Too often, women don’t give other women the credit they deserve. McCarthy wasn’t going to have that in her InStyle interview:
“I love that Jennifer Aniston, that little nugget. That’s a person to the soles of her feet. Just solid, good. I think Nicole Kidman is a smart, non-bullshit puppy. She isn’t going to mince words, isn’t going to try to play a game. She’s got a hell of a picker. She picks things that are really interesting, and she’s not concerned about how they may be seen. Amy Adams is the same. I love that she is starting to produce.
“I would like Amy Adams to run for president. I think the world would be better in general. I’d like Viola Davis to wake me up every morning and be like, “Here’s your thought for the day,” and I’d literally write it down. I’ve known Octavia Spencer for 20 years, and she is the same person she has always been. Same with Allison Janney. They didn’t change. They’re not adapting for their jobs or their careers. They are exactly, unapologetically as they were.”

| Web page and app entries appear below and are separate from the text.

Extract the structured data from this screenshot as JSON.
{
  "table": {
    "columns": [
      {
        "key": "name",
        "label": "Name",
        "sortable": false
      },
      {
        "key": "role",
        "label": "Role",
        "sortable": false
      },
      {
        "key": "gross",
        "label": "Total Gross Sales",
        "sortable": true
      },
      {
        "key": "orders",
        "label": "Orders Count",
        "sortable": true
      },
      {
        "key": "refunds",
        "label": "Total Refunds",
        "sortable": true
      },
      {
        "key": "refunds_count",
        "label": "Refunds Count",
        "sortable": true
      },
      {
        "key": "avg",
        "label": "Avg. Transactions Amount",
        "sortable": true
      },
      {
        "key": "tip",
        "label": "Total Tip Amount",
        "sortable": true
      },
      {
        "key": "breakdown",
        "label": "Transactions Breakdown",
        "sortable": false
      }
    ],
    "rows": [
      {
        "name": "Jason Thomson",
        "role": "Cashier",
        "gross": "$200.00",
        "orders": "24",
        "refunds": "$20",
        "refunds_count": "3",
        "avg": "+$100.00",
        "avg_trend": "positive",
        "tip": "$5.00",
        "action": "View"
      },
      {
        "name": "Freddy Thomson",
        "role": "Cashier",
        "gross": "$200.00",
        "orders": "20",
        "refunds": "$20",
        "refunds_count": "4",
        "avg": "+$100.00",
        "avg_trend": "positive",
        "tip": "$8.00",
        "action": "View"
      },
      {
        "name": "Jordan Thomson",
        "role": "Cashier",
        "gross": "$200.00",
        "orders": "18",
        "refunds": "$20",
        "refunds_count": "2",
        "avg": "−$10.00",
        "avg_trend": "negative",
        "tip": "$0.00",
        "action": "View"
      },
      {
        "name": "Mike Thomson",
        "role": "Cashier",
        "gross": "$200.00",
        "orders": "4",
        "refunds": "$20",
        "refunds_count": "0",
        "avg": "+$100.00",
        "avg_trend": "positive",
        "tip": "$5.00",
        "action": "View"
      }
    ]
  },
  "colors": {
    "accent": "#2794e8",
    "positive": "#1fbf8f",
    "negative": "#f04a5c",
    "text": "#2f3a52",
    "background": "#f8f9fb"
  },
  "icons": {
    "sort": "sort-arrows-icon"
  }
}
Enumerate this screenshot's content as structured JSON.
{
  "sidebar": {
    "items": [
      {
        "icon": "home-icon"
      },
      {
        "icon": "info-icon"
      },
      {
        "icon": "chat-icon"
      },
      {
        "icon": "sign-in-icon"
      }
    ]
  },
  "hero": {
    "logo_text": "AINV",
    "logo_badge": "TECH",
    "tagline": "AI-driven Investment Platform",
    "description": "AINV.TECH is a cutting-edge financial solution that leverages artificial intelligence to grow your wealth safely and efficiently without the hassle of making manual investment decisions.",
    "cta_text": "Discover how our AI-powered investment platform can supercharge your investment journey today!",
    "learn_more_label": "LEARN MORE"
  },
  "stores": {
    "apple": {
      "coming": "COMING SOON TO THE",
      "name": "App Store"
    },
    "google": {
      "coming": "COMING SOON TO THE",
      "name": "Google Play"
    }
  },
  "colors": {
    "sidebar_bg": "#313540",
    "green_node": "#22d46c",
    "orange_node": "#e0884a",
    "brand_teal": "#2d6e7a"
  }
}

“I love my work, and I want to do better every time. I’m super self-conflicted. We rewrite and rewrite until we’re done making the movie and I’m still like, ‘Can I get three other lines in’ Not because I want to win but because I love what we get to do. We always joke that I’m a shark. Ben likes to sit down, but I’m better in motion. I want to make. I want to do.”